WelCom May 2018:
The New Zealand Catholic Bishops and representation from Catholic religious orders wrote in March to Prime Minister Jacinda Ardern, the Minister for Children Tracey Martin, and Chair of New Zealand’s Royal Commission into Abuse in State Care, Sir Anand Satyanand, supporting the Royal Commission and seeking inclusion of religious institutions in the Royal Commission of Inquiry.
The letter, signed by Bishop Patrick Dunn, President of the New Zealand Catholic Bishops Conference, and Sister Katrina Fabish rsm, Congregational Leader of the Sisters of Mercy, offers full support for the work of the Royal Commission of Inquiry into Historical Abuse in State Care and seeks a broadening of the Inquiry’s terms of reference to include a range of Church institutions.
‘We are of the firm view that no individual should be denied the possibility of making a submission to this Government Inquiry. It would be wrong if some individuals felt excluded from this process simply because their path of referral to an institution was different from someone else’s.’
The letter reaffirmed the Catholic church leaders’ support for the Inquiry and stating its desire to be involved. ‘We assure you once again of our support and our desire to learn from this national undertaking, which we are confident will contribute positively to the strengthening and safeguarding of our whānau, communities and society.’
In an interview on TV3’s Newshub Nation on Saturday 21 April, the Inquiry head Sir Anand Satyanand has suggested churches could launch their own internal investigation into historical abuse.

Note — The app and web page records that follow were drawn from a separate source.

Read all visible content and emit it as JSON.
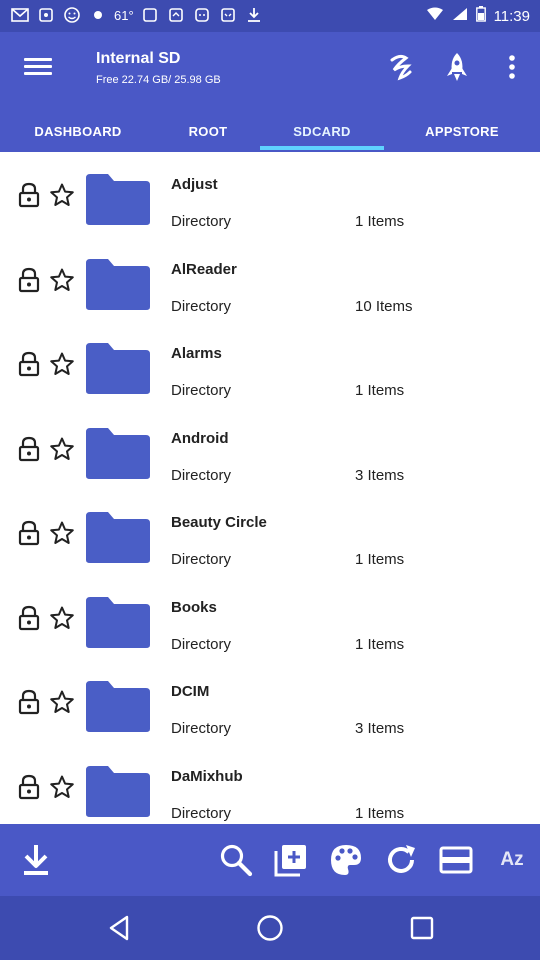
{
  "status_bar": {
    "temperature": "61°",
    "time": "11:39"
  },
  "header": {
    "title": "Internal SD",
    "subtitle": "Free 22.74 GB/ 25.98 GB",
    "actions": [
      "snake-icon",
      "rocket-icon",
      "more-vert-icon"
    ]
  },
  "tabs": [
    {
      "label": "DASHBOARD",
      "active": false
    },
    {
      "label": "ROOT",
      "active": false
    },
    {
      "label": "SDCARD",
      "active": true
    },
    {
      "label": "APPSTORE",
      "active": false
    }
  ],
  "files": [
    {
      "name": "Adjust",
      "type": "Directory",
      "count": "1 Items"
    },
    {
      "name": "AlReader",
      "type": "Directory",
      "count": "10 Items"
    },
    {
      "name": "Alarms",
      "type": "Directory",
      "count": "1 Items"
    },
    {
      "name": "Android",
      "type": "Directory",
      "count": "3 Items"
    },
    {
      "name": "Beauty Circle",
      "type": "Directory",
      "count": "1 Items"
    },
    {
      "name": "Books",
      "type": "Directory",
      "count": "1 Items"
    },
    {
      "name": "DCIM",
      "type": "Directory",
      "count": "3 Items"
    },
    {
      "name": "DaMixhub",
      "type": "Directory",
      "count": "1 Items"
    }
  ],
  "bottom_bar": {
    "sort_label": "Az",
    "icons": [
      "download-icon",
      "search-icon",
      "add-file-icon",
      "palette-icon",
      "refresh-icon",
      "storage-icon",
      "sort-az-icon"
    ]
  },
  "colors": {
    "primary": "#4a58c6",
    "primary_dark": "#3d4bb0",
    "accent": "#5fd2ff",
    "folder": "#4a5ec6"
  }
}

Sir Anand said he discussed the matter with the country’s senior Anglican and Catholic bishops meeting together recently in Wellington.
‘I raised with them the prospect that the churches could use their combined resources to mount a commission of their own and deal with issues in a tailor-made fashion so far as the churches are concerned.’
Sir Anand said there are obvious crossovers, and the two investigations could assist each other while maintaining confidentiality around specific cases.
‘There could be capacity for exchange of not necessarily information, of course, because that would be confidential and we will have a big store on confidentiality.
‘But there could be processes, there could be headings, there could be issues which the two commissions might share.’ He said, ‘The churches have expressed a willingness to be engaged with, so there’s a little time yet for all of this to work itself out.
‘But in the end, I think the decision about what this Royal Commission will do, whatever I recommend, at the other end, it will be a political decision made by the Cabinet, based on the information available to it.’